The Kinect is mandatory, and can’t be turned off: Welcome your new motion sensing, Xbox One overlord
The most frustrating things about the press event for the Xbox One were Microsoft’s inability to accurately answer even basic information about its own hardware and services, and the presentation of conflicting information. There were many times during a quiet moment when I shared notes with other writers, and found we had been told contradictory details about the system.
Take, for instance, the new and improved Kinect hardware. I was given a demonstration of its power and accuracy, and the new technology is certainly impressive, but I had a simple question: Would the system be able to operate without the Kinect hooked up? In other words, if I wanted to use the system with only a controller and didn’t connect the motion sensing device at all, would the Xbox One still work?
“We’ve today announced that we’re selling them together. I’m not sure if we’re sharing details about what happens when you unplug them,” Scott Evans, Microsoft's Kinect program manager told the Report.
First, that’s the worst kind of PR answer. The sane response is that yes, the system should be able to operate fine without the Kinect attached. But of course this is Microsoft, and no one can seem to figure out what’s going on with the features of the system. Everyone is being given different answers.
I told him I was a little freaked out that he couldn’t answer such a simple question.
“I think it’s a policy decision, we’re not going to discuss it,” he replied. I pressed him: Could he go out on a limb and say that the system will turn on without the Kinect plugged in? “I don’t know what the policy is going to be yet, so I’m not commenting.”
It’s not a worthless question. When moving the console from room to room, I don’t want to worry about the Kinect, and the whole thing gives me the heebie jeebies. “We have a combination of processing in the sensor, and the console. Even when the console is turned off, the sensor can listen for ‘Xbox On’ and wake up the console,” Evans said. I’m not sure I like the idea of a piece of hardware that’s hooked up in my living room listening to me on an ongoing basis.
It turns out that other sources in Microsoft are stating that the Kinect does have to be connected for the system to function. Look at this article, featuring a quote from Xbox's UK marketing director Harvey Eagle.
“Kinect does require to be connected to Xbox One in all cases, yes,” he said. Asked whether the Xbox One will accommodate people who perhaps play in their bedroom rather than their living room, Eagle replied: “Yes, absolutely. We use the living room almost as a moniker - that's where we assume the best screen is in the house. But if you like to play in any other room in the house, the Xbox One will deliver the same quality of experience whatever the environment.”
So it sounds like the Kinect is mandatory. You can’t unplug it, you can’t turn it off, and you won’t be able to buy an Xbox One without the added cost of the motion sensing peripheral. It's always on, at least on some level.
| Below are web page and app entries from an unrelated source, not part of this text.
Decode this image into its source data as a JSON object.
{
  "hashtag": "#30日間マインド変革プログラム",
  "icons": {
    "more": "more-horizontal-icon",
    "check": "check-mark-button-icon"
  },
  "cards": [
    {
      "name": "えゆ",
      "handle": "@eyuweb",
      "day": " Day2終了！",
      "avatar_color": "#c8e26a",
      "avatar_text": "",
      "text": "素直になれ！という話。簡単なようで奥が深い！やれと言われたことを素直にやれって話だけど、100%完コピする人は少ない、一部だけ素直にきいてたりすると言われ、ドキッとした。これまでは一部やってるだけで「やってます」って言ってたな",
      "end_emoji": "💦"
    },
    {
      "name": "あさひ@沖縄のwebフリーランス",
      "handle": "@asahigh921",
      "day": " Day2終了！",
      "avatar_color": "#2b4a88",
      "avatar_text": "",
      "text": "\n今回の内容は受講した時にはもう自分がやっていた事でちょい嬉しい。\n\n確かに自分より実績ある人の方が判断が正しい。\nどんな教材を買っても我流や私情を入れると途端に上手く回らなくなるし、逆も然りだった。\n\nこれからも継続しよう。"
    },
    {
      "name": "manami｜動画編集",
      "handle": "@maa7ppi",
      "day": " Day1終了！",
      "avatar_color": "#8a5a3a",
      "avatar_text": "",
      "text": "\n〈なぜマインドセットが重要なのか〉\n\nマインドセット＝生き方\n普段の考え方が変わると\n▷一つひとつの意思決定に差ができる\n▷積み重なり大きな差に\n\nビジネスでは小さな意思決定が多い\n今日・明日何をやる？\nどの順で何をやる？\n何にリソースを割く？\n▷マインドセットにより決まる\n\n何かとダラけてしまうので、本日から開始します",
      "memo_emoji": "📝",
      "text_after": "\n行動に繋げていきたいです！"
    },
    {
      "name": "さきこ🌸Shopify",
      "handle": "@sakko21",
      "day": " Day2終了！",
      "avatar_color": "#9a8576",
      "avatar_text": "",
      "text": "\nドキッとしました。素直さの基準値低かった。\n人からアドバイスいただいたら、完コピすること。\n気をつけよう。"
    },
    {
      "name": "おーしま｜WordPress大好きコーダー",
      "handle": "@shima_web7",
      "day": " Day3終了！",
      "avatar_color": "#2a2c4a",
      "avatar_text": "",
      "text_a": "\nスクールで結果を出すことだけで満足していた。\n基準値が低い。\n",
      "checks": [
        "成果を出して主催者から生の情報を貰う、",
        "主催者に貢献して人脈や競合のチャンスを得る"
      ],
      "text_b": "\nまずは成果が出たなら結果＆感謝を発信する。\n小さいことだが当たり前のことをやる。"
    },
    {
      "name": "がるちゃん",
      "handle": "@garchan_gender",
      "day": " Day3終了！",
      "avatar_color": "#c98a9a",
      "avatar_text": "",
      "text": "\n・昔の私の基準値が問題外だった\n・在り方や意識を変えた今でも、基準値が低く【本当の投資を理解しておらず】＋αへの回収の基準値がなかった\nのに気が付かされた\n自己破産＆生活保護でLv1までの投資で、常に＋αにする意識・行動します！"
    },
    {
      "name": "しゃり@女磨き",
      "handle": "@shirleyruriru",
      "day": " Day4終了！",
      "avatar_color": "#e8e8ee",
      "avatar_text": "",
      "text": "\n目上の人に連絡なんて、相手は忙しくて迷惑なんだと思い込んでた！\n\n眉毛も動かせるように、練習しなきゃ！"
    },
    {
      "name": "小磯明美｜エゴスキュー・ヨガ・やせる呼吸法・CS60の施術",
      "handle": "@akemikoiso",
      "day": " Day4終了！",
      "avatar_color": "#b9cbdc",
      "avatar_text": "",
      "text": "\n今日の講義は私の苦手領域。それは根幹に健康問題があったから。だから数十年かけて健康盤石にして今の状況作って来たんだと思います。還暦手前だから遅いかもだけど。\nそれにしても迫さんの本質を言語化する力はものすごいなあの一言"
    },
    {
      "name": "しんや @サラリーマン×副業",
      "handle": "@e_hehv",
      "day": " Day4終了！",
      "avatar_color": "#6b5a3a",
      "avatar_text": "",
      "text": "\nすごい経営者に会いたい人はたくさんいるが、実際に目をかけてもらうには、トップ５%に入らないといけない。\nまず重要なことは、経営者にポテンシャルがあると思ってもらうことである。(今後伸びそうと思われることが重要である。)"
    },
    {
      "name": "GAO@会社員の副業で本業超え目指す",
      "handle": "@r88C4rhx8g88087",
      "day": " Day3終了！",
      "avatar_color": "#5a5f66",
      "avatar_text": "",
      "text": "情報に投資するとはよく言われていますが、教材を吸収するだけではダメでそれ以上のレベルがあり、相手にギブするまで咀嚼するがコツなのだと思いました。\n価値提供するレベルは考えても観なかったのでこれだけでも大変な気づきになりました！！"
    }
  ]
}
Listening to you. Waiting to be told to wake up.
So what happens if the Kinect breaks, is the entire system now useless? It's one thing to create a production that's so useful and compelling that we want to use it, but quite another to say you can't interact with the system at all unless the peripheral is connected. Microsoft wants to control how you use your system, and this is just another step toward that goal.
If you didn't like the Kinect before, too bad. You don't have a choice.